Moonshine and the Arrival of the Bats
The air was rich with the pungent smell of guano and stale garbage. The heat was a pervasive second layer, a turtleneck sweater in mid-August. I wrung out my hands, clammy from the change in temperature, and sucked down a banana snow cone in the company of bees. I never knew bees liked bananas. My crew and I, we had stumbled across a series of food trucks, a ubiquitous sight in Austin, Texas, and settled beneath tilting umbrellas for a breather in the shade. We had marched up and down South Congress Street for the better part of 2 hours, stopping periodically in boutiques and knick knackeries to look around.
The strip is filled with random shops like Allen's Boots ($500 at the low end), Uncommon Objects (The Antique Store from Purgatory), and Jo's Coffee. I never drink iced coffee, but at the latter stop I gulped down an enormous iced americano held in one hand while furiously wiping sweat off my forehead with the other. It's an outdoor café famous for its graffiti wall, but it had been too much to ask for air conditioning. While we were there, I had excused myself for a moment to use the W.C., only to walk in to a glorified closet with a red tinted skylight that washed everything around in crimson hues, my pink shirt looked white inside that room. And if it was 100 outside it was 120 in there.
Back at the food truck, snow cone gone, espresso starting to kick in, I started to feel better, at least marginally anyways. The sun had dipped behind a cloud momentarily, contributing to the upward trend. I was also promised beer and real food at a Beer Garden on Sixth Street called Easy Tiger. Pretzels? Beer Cheese? Tiny glasses of perfectly poured stout? Yes, and so much more. Sixth Street in Austin has received it's share of hype, thanks to the unruly student population; but in late August, with the threat of coming rain and barely a soul in sight, it was almost peaceful.
Later on that night, after wandering around by myself for a bit, hiding in coffee shops, and trying to stay out of the rain, I walked to the Ann W. Richards South Congress Avenue Bridge for a specific purpose. First of all, I don't consult guidebooks, I listen to people. If they've been somewhere before, and they liked it, they'll let you know. A few years ago a woman told me that one of the best things about Austin, Texas was the bat migration. She told me that each night, after sundown, hundreds of thousands of bats would fly out from under the bridge and blacken the sky. I took her word for it.
So there I was, 7:45 or so, snapping pictures of the glorious horizon and waiting for the arrival of the bats. An hour passed before it was finally dark. An old man in a bat hat, apparently a common sight, signed to me that I was on the wrong side of the bridge. I leapt across four lanes of traffic in haste, and he gave me a friendly slap on the back and smiled. I nodded and signed "thank you," and he headed off to help other confused pedestrians. Beneath the bridge, an endless stream of bat guano was sliding along the water out into the open, the sounds of chirps were filling the air. Anticipation gripped me, I was so excited.
An hour later, I was disappointed. Had I seen bats? Sure.
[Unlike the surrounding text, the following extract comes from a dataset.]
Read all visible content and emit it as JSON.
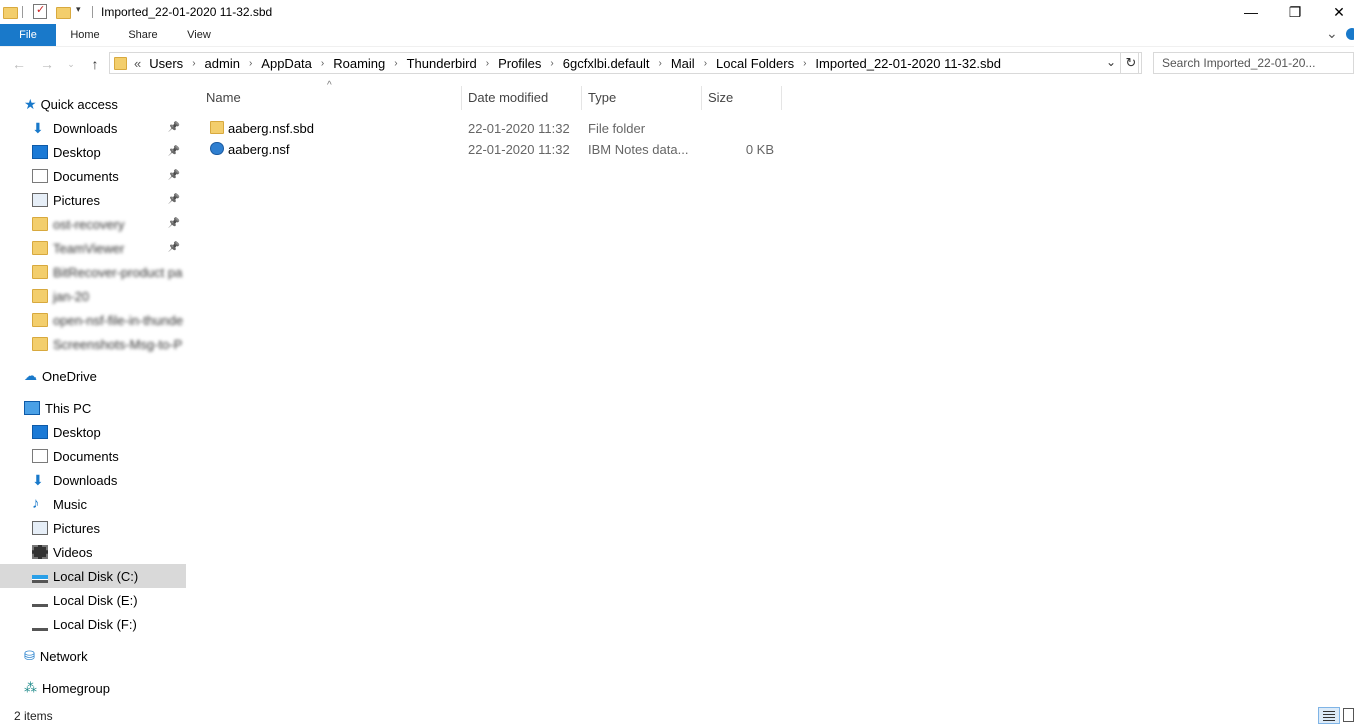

But they barely came out from under the bridge. The light of the street lamps overhead practically made their figures invisible above the water. It was not the swarming cavalcade that I had waited years to see. It was just a few restless bats under a bridge. And, I was there in August, which is supposed to be peak season. The Arrival of the Bats? No, more like the arrival of the hype that doesn't pay off.
Instead of moping in the night air, the people I was with swept me away towards the other great street of Austin: Rainey Street.
What used to be a row of beaten down historic mansions has been purchased and restored by the city of Austin. The street is filled with eclectic restaurants of all varieties, and the area was bustling with people looking for great food. We settled on a place called The Lustre Pearl, a fantastic little dive with an outside tea garden. Parked in the garden was a food truck, a Mexican food truck, from which I ordered tacos (the staple of Austin) with some sort of ridiculously tasty mango salsa.
The best part of the night, however, was the Moonshine Lemonade from the bar inside. Sweet, Tangy, instant warmth moving throughout my body. And in that hazy moment beneath the glow of the tea lights, I realized that Austin wasn't so awful after all.
Moonshine can be very persuasive.